Earlier, Estabrook had shared an anecdote about the different reactions she'd heard from audiences at screenings of The Front Runner (baby-boomers had said that they loved the film, but thought the millennials in attendance wouldn't get it; millennials, ironically, said the exact same thing, except in reverse) and Aronson mentioned how one of the most important aspects of theatrical distribution was to have "all these people in the same room."
Estabrook added, "Look, we all watch and consume content in our homes, and you might be by yourself, you might be with a friend, but it's a pretty narrow band of reaction--unless you want to look in the mirror, which we all do every day, but that becomes boring after a while."
"Audiences around the world are becoming less compartmentalized. They're becoming much more open to different types of films"-Christopher Aronson
Theater Owners Perspective
Theaters, of course, are the most important part of the term "theatrical release." Fithian, President & CEO of the National Association of Theatre Owners, made the point that "it takes both really good movies and a really good movie going experience for our business to thrive." Ellis Jacob, President and Chief Executive Officer of Cineplex, Canada's largest theater chain, stressed that "we don't create the content but we create the experience, and for us it's really important that you walk out of the theater feeling like you really had an experience that's totally different from what you could get watching a 50-inch TV screen, or on your cell phone."
He continued, "In the past, you probably watched a movie in one or two formats: maybe you saw it in 2D or IMAX. Today, you can go to a some of our theaters and watch a movie in seven different ways: you can watch it in 2D, 3D, 4DX, D-BOX IMAX UltraAVX, VIP....the younger audiences want choice, and that's what we've been able to create...and we continue to tweak as we move forward." Other experiments include specific auditoriums for kids and all manner of ways to "keep different demographics engaged."
The theater exec also put the lie to the notion that no one goes to the movies anymore: "we talk about the younger demographic and everybody says they're not coming back to the movies and that's absolutely not true. 50% of our Scene members are under the age of 35...I think the cinema experience is a really important part of the food chain and it's the engine that drives the train; it's a communal event."
At the end of the day, Fithian said that "we want filmmakers with their visions to come to our big screens and have that experience, and have that chance to grow and expand. Another challenge for us is there's this public description of streaming and theatrical as being opposed to each other, and nothing could be further from the truth. Streaming has been great this year, and we're having a record-breaking year at the box office.

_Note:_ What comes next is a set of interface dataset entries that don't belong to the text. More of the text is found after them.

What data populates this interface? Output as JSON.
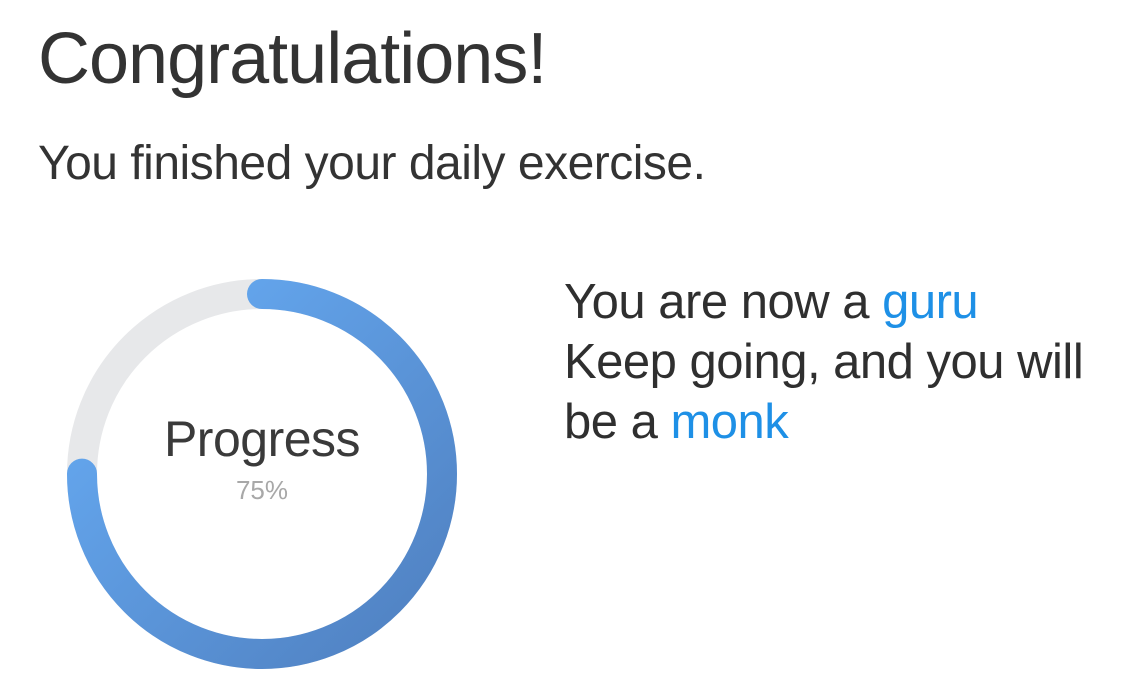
{
  "header": {
    "title": "Congratulations!",
    "subtitle": "You finished your daily exercise."
  },
  "progress": {
    "label": "Progress",
    "value_text": "75%",
    "fraction": 0.75,
    "track_color": "#e7e8ea",
    "gradient_start": "#68aef7",
    "gradient_end": "#4f7fbf"
  },
  "message": {
    "line1_prefix": "You are now a ",
    "line1_highlight": "guru",
    "line2": "Keep going, and you will",
    "line3_prefix": "be a ",
    "line3_highlight": "monk",
    "highlight_color": "#1e90e6"
  }
}
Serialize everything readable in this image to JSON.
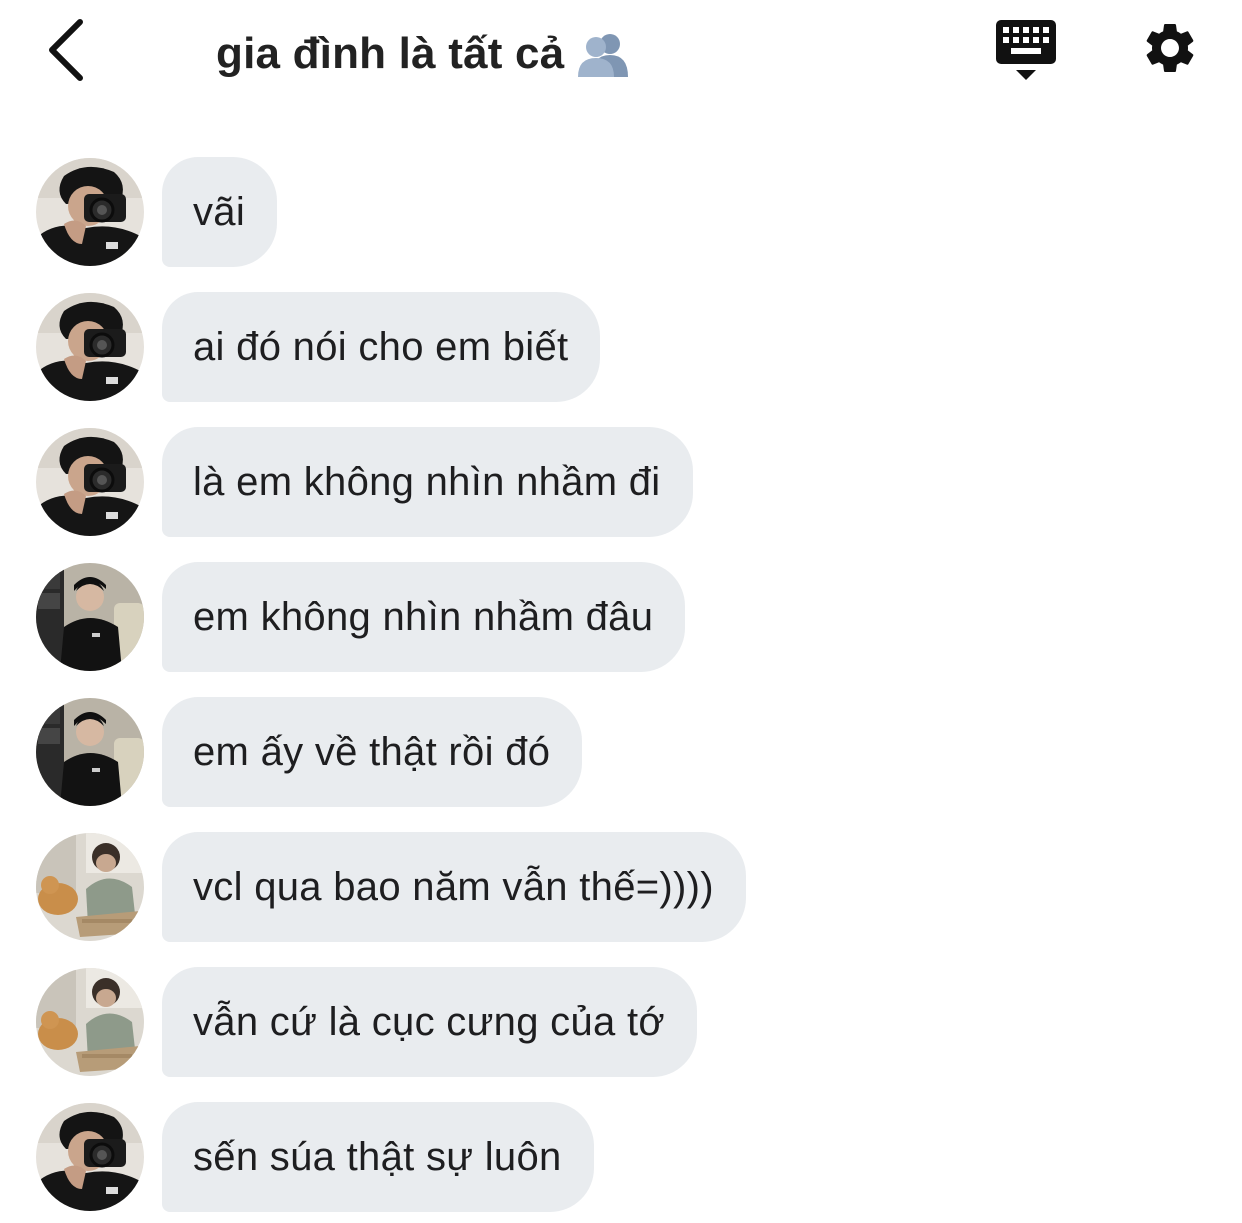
{
  "header": {
    "title": "gia đình là tất cả",
    "title_emoji": "busts-in-silhouette",
    "back_icon": "chevron-left-icon",
    "keyboard_icon": "keyboard-icon",
    "settings_icon": "gear-icon"
  },
  "colors": {
    "bubble_bg": "#e9ecef",
    "text": "#1e1e20",
    "title": "#222222"
  },
  "messages": [
    {
      "avatar": "camera-person",
      "text": "vãi"
    },
    {
      "avatar": "camera-person",
      "text": "ai đó nói cho em biết"
    },
    {
      "avatar": "camera-person",
      "text": "là em không nhìn nhầm đi"
    },
    {
      "avatar": "seated-person",
      "text": "em không nhìn nhầm đâu"
    },
    {
      "avatar": "seated-person",
      "text": "em ấy về thật rồi đó"
    },
    {
      "avatar": "cat-person",
      "text": "vcl qua bao năm vẫn thế=))))"
    },
    {
      "avatar": "cat-person",
      "text": "vẫn cứ là cục cưng của tớ"
    },
    {
      "avatar": "camera-person",
      "text": "sến súa thật sự luôn"
    }
  ]
}
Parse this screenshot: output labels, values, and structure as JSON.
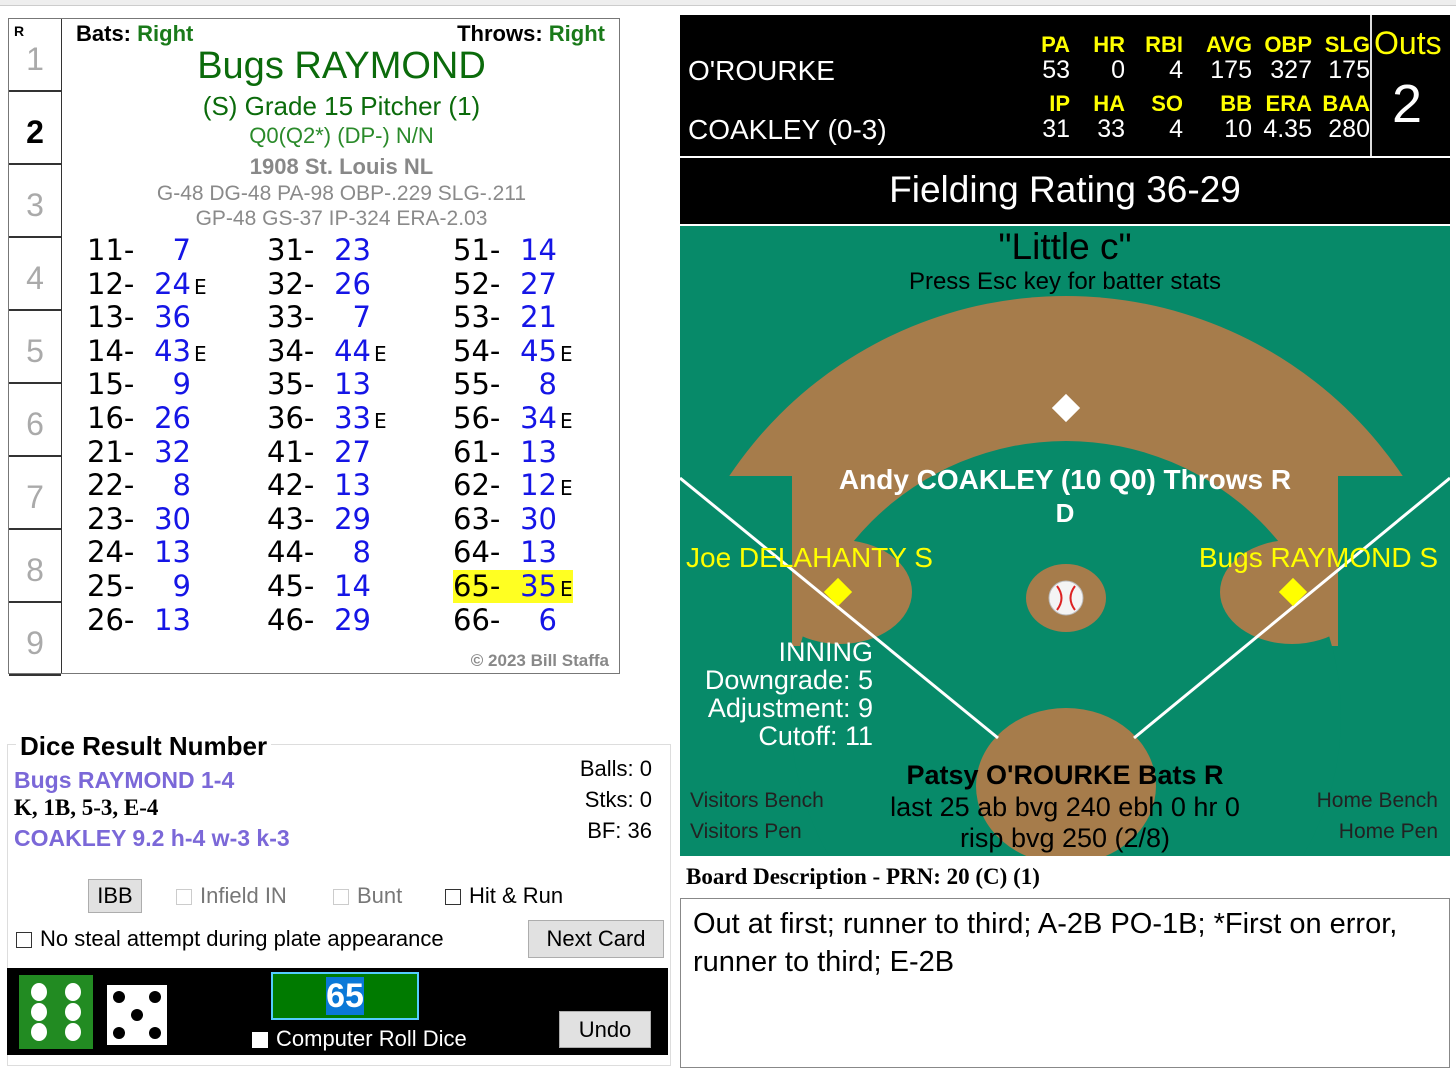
{
  "card": {
    "rotation_label": "R",
    "rows": [
      "1",
      "2",
      "3",
      "4",
      "5",
      "6",
      "7",
      "8",
      "9"
    ],
    "selected_row": "2",
    "bats_label": "Bats:",
    "bats": "Right",
    "throws_label": "Throws:",
    "throws": "Right",
    "name": "Bugs RAYMOND",
    "grade": "(S) Grade 15 Pitcher (1)",
    "ratings": "Q0(Q2*)  (DP-) N/N",
    "team": "1908 St. Louis NL",
    "stats1": "G-48 DG-48 PA-98 OBP-.229 SLG-.211",
    "stats2": "GP-48 GS-37 IP-324 ERA-2.03",
    "copyright": "© 2023 Bill Staffa",
    "columns": [
      [
        {
          "k": "11-",
          "v": "7",
          "e": ""
        },
        {
          "k": "12-",
          "v": "24",
          "e": "E"
        },
        {
          "k": "13-",
          "v": "36",
          "e": ""
        },
        {
          "k": "14-",
          "v": "43",
          "e": "E"
        },
        {
          "k": "15-",
          "v": "9",
          "e": ""
        },
        {
          "k": "16-",
          "v": "26",
          "e": ""
        },
        {
          "k": "21-",
          "v": "32",
          "e": ""
        },
        {
          "k": "22-",
          "v": "8",
          "e": ""
        },
        {
          "k": "23-",
          "v": "30",
          "e": ""
        },
        {
          "k": "24-",
          "v": "13",
          "e": ""
        },
        {
          "k": "25-",
          "v": "9",
          "e": ""
        },
        {
          "k": "26-",
          "v": "13",
          "e": ""
        }
      ],
      [
        {
          "k": "31-",
          "v": "23",
          "e": ""
        },
        {
          "k": "32-",
          "v": "26",
          "e": ""
        },
        {
          "k": "33-",
          "v": "7",
          "e": ""
        },
        {
          "k": "34-",
          "v": "44",
          "e": "E"
        },
        {
          "k": "35-",
          "v": "13",
          "e": ""
        },
        {
          "k": "36-",
          "v": "33",
          "e": "E"
        },
        {
          "k": "41-",
          "v": "27",
          "e": ""
        },
        {
          "k": "42-",
          "v": "13",
          "e": ""
        },
        {
          "k": "43-",
          "v": "29",
          "e": ""
        },
        {
          "k": "44-",
          "v": "8",
          "e": ""
        },
        {
          "k": "45-",
          "v": "14",
          "e": ""
        },
        {
          "k": "46-",
          "v": "29",
          "e": ""
        }
      ],
      [
        {
          "k": "51-",
          "v": "14",
          "e": ""
        },
        {
          "k": "52-",
          "v": "27",
          "e": ""
        },
        {
          "k": "53-",
          "v": "21",
          "e": ""
        },
        {
          "k": "54-",
          "v": "45",
          "e": "E"
        },
        {
          "k": "55-",
          "v": "8",
          "e": ""
        },
        {
          "k": "56-",
          "v": "34",
          "e": "E"
        },
        {
          "k": "61-",
          "v": "13",
          "e": ""
        },
        {
          "k": "62-",
          "v": "12",
          "e": "E"
        },
        {
          "k": "63-",
          "v": "30",
          "e": ""
        },
        {
          "k": "64-",
          "v": "13",
          "e": ""
        },
        {
          "k": "65-",
          "v": "35",
          "e": "E",
          "highlight": true
        },
        {
          "k": "66-",
          "v": "6",
          "e": ""
        }
      ]
    ]
  },
  "dice_panel": {
    "title": "Dice Result Number",
    "line1": "Bugs RAYMOND  1-4",
    "line2": "K, 1B, 5-3, E-4",
    "line3": "COAKLEY  9.2  h-4  w-3  k-3",
    "balls": "Balls: 0",
    "strikes": "Stks: 0",
    "bf": "BF: 36",
    "ibb": "IBB",
    "infield_in": "Infield IN",
    "bunt": "Bunt",
    "hit_run": "Hit & Run",
    "no_steal": "No steal attempt during plate appearance",
    "next_card": "Next Card",
    "result": "65",
    "computer_roll": "Computer Roll Dice",
    "undo": "Undo",
    "die1": 6,
    "die2": 5
  },
  "scoreboard": {
    "batter": "O'ROURKE",
    "pitcher": "COAKLEY (0-3)",
    "batter_headers": [
      "PA",
      "HR",
      "RBI",
      "AVG",
      "OBP",
      "SLG"
    ],
    "batter_values": [
      "53",
      "0",
      "4",
      "175",
      "327",
      "175"
    ],
    "pitcher_headers": [
      "IP",
      "HA",
      "SO",
      "BB",
      "ERA",
      "BAA"
    ],
    "pitcher_values": [
      "31",
      "33",
      "4",
      "10",
      "4.35",
      "280"
    ],
    "outs_label": "Outs",
    "outs": "2",
    "fielding": "Fielding Rating 36-29"
  },
  "field": {
    "title": "\"Little c\"",
    "hint": "Press Esc key for batter stats",
    "pitcher": "Andy COAKLEY (10 Q0) Throws R",
    "pitcher_sub": "D",
    "third": "Joe DELAHANTY S",
    "first": "Bugs RAYMOND S",
    "inning": "INNING",
    "downgrade": "Downgrade: 5",
    "adjustment": "Adjustment: 9",
    "cutoff": "Cutoff: 11",
    "batter": "Patsy O'ROURKE Bats R",
    "batter_line2": "last 25 ab bvg 240 ebh 0 hr 0",
    "batter_line3": "risp bvg 250 (2/8)",
    "visitors_bench": "Visitors Bench",
    "visitors_pen": "Visitors Pen",
    "home_bench": "Home Bench",
    "home_pen": "Home Pen",
    "colors": {
      "grass": "#078a69",
      "dirt": "#a67c4b",
      "runner": "#ffff00"
    }
  },
  "board_description": {
    "title": "Board Description - PRN: 20 (C) (1)",
    "text": "Out at first; runner to third; A-2B PO-1B; *First on error, runner to third; E-2B"
  }
}
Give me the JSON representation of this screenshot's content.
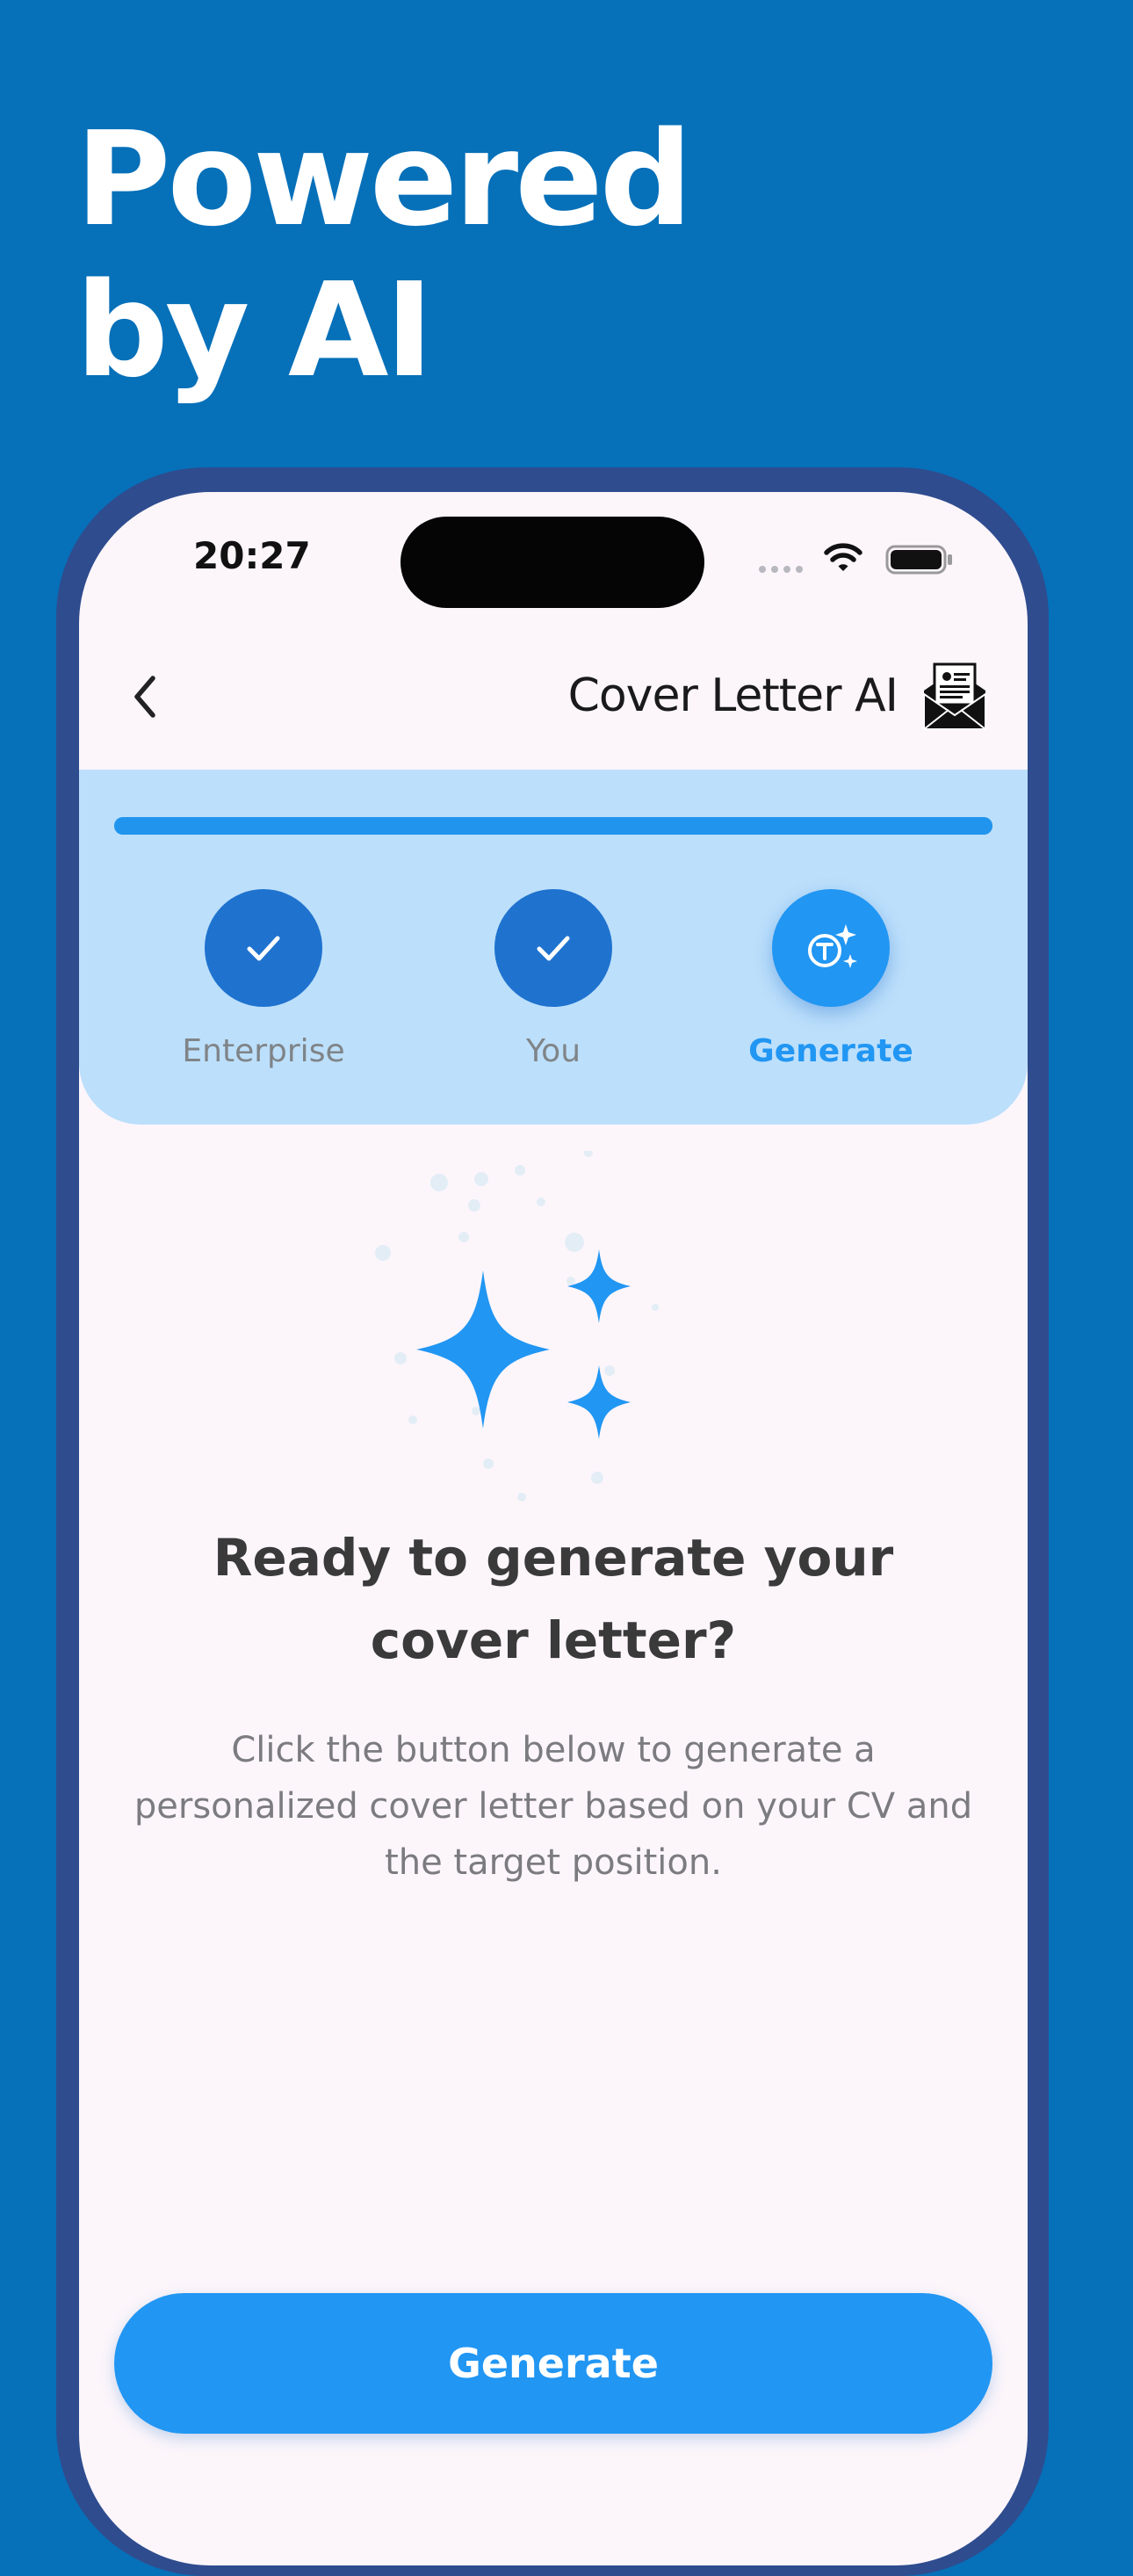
{
  "promo": {
    "headline_line1": "Powered",
    "headline_line2": "by AI"
  },
  "status_bar": {
    "time": "20:27",
    "icons": [
      "signal-dots-icon",
      "wifi-icon",
      "battery-icon"
    ]
  },
  "nav": {
    "back_icon": "chevron-left-icon",
    "title": "Cover Letter AI",
    "logo_icon": "envelope-letter-logo"
  },
  "stepper": {
    "progress": 1.0,
    "steps": [
      {
        "label": "Enterprise",
        "state": "done",
        "icon": "check-icon"
      },
      {
        "label": "You",
        "state": "done",
        "icon": "check-icon"
      },
      {
        "label": "Generate",
        "state": "active",
        "icon": "ai-text-sparkle-icon"
      }
    ]
  },
  "content": {
    "illustration_icon": "sparkles-icon",
    "title": "Ready to generate your cover letter?",
    "description": "Click the button below to generate a personalized cover letter based on your CV and the target position."
  },
  "actions": {
    "generate_label": "Generate"
  },
  "colors": {
    "background": "#0670b9",
    "phone_frame": "#2f4c8e",
    "screen": "#fcf6fb",
    "stepper_panel": "#bcdffb",
    "accent": "#2196f3",
    "step_done": "#1f73cf",
    "title_text": "#3a3a3a",
    "muted_text": "#7c7c80"
  }
}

Both can coexist." He added that there was always the possibility that a streaming titan like Netflix could have a theatrical release "if they want to come and play an exclusive window, and then play it to their customers later."
"There's this public description of streaming and theatrical as being opposed to each other, and nothing could be further from the truth."-John Fithian
The one filmmaker on the panel, Sebastián Lelio, whose film A Fantastic Woman won the Academy Award for Best Foreign Language Film at this year's Oscars, said that a lot of what had happened with his film's success had had to do "with the communal experience of watching a film in the theater, a journey that for him "created a lot of conversation and awareness around the subject. I wasn't trying to make a political film, but a film that people could enjoy and have a cinematic experience."